C60 fullerene which is a simple molecular structure (also known as a buckyball) is also made of only carbon atoms, but it forms molecules of 60 carbon atoms. The molecule has weak intermolecular forces of attraction between them which take little energy to overcome. Hence C60 fullerene has a low melting point, and it is soft.
C60 fullerene cannot conduct electricity. Although in each molecule every carbon is only covalently bonded to 3 others and the other electrons are delocalised, these electrons cannot jump between different molecules.
Electric current is a flow of charged particles that can move.
Covalent compounds do not conduct electricity.
When metal atoms join together the outer electrons become ‘delocalised’ which means they are free to move throughout the whole structure.
Metals have a giant regular arrangement of layers of positive ions surrounded by a sea of delocalised electrons.
Metallic bonding is the strong electrostatic attraction between positive metal ions and a sea of delocalised electrons.
Metals are good conductors because they have delocalised electrons which are free to move.
Metals are malleable (can be hammered into shape) because they have layers of ions that can slide over each other.
This video explains the structure of alloys, including different forms of steel.
Note that a slight improvement could be made in the explanation: the structure of metals should be described as “layers of metal IONS in a sea of delocalised electrons”.
Electrical conductivity is the movement of charged particles.
In this case, charged particles means either delocalised electrons or ions.
These particles need to be free to move in a substance for that substance to be conductive.
Covalent compounds do not conduct electricity because there are no charged particles that are free to move.
Ionic compounds only conduct electricity only when molten or in solution.
When solid the ions are not free to move.
When molten or in solution the ions are free to move.
|Aircrafts and cans||Low density / resists corrosion|
|Power cables||Conducts electricity / ductile|
|Pots and pans||Low density / strong (when alloyed) / good conductor of electricity and heat|
Aluminium resists corrosion because it has a very thin, but very strong, layer of aluminium oxide on the surface.
|Electrical wires||very good conductor of electricity and ductile|
|Pots and pans||very good conductor of heat / very unreactive / malleable|
|Water pipes||unreactive / malleable|
|Surfaces in hospitals||antimicrobial properties / malleable|
|Saucepans||Conducts heat / high melting point / malleable|
|Type of steel||Iron mixed with||Some uses|
|Mild steel||up to 0.25% carbon||nails, car bodies, ship building, girders|
|High-carbon steel||0.6%-1.2% carbon||cutting tools, masonry nails|
|Stainless steel||Chromium (and nickel)||cutlery, cooking utensils, kitchen sinks|

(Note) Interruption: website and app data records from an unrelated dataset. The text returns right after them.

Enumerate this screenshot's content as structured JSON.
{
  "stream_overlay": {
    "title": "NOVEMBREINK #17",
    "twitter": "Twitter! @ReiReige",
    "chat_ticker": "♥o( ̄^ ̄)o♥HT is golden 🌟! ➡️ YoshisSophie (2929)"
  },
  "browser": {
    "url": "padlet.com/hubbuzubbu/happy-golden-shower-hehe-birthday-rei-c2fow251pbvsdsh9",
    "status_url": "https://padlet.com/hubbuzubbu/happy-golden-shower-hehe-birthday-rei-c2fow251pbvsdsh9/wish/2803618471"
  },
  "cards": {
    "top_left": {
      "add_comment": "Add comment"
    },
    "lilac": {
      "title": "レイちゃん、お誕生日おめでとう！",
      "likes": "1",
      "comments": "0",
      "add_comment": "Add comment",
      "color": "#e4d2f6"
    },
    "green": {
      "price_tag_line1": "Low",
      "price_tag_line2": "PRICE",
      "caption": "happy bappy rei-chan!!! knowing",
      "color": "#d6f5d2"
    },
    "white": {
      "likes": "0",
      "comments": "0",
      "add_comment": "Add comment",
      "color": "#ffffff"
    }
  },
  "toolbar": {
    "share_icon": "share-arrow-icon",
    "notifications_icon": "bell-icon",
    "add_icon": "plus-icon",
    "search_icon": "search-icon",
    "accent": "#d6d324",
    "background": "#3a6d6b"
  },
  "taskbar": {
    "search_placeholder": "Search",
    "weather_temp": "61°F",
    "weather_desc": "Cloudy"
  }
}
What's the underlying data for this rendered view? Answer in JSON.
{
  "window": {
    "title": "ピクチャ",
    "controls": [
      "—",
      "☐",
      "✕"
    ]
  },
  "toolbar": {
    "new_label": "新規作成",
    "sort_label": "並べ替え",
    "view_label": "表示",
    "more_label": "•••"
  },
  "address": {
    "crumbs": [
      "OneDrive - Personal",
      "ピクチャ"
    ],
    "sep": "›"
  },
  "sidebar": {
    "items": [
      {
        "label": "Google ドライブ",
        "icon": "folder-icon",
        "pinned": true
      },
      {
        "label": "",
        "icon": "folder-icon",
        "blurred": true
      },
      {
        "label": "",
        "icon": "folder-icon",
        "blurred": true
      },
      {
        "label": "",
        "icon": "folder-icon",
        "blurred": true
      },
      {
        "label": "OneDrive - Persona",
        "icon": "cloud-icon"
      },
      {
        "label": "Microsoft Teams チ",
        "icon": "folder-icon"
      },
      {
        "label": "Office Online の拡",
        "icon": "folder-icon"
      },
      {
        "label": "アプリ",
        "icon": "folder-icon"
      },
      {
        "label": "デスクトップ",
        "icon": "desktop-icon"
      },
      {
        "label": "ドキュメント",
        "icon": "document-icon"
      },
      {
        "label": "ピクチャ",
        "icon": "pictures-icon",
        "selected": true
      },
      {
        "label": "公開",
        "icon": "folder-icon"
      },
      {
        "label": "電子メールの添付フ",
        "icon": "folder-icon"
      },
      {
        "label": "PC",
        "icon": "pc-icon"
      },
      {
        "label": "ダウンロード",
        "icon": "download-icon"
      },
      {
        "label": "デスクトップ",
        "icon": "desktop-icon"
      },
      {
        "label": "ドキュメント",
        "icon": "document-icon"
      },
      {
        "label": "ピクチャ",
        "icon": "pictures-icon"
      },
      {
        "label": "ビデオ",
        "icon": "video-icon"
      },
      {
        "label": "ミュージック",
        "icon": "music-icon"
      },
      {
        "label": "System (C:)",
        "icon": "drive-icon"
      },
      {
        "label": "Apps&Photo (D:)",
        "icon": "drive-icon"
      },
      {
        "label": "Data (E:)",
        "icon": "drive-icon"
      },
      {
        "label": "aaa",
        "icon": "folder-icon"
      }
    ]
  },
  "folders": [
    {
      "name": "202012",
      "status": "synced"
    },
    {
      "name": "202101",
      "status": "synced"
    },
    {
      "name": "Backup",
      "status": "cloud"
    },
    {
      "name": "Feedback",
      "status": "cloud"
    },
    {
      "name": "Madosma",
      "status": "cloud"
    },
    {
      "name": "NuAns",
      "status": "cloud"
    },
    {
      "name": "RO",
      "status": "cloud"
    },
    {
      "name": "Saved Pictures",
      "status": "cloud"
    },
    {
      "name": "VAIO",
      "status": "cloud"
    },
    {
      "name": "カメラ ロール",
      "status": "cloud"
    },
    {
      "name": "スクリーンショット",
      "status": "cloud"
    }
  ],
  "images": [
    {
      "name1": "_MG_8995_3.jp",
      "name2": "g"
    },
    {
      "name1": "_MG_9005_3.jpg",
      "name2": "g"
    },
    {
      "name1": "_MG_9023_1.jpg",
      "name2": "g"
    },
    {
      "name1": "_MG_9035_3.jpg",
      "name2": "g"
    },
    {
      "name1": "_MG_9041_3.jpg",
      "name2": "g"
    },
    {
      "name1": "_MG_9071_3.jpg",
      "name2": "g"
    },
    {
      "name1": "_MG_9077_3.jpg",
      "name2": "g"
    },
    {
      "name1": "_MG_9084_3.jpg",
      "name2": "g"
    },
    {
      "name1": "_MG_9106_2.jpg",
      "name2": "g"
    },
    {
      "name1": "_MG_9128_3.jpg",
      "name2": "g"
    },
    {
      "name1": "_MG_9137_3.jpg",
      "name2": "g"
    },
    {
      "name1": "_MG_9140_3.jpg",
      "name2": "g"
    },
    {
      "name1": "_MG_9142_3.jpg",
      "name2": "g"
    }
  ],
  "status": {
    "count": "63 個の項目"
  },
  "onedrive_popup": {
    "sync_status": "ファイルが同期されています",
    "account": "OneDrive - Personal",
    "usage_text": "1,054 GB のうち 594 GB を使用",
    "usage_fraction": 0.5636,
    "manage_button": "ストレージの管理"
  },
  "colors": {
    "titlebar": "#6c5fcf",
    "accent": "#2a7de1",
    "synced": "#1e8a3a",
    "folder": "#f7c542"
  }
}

Mild steel is a strong material that can easily be hammered into various shapes (malleable). It rusts easily.
High-carbon steel is harder than mild steel but more brittle (not as malleable).
Stainless steel forms a strong, protective oxide layer so is very resistant to corrosion.
An alloy is a mixture of a metal with, usually, other metals or carbon.
For example, brass is a alloy of copper and zinc, and steel is an alloy of iron and carbon.
Alloys are harder than the individual pure metals from which they are made.
In an alloy, the different elements have slightly different sized atoms. This breaks up the regular lattice arrangement and makes it more difficult for layers of ions to slide over each other.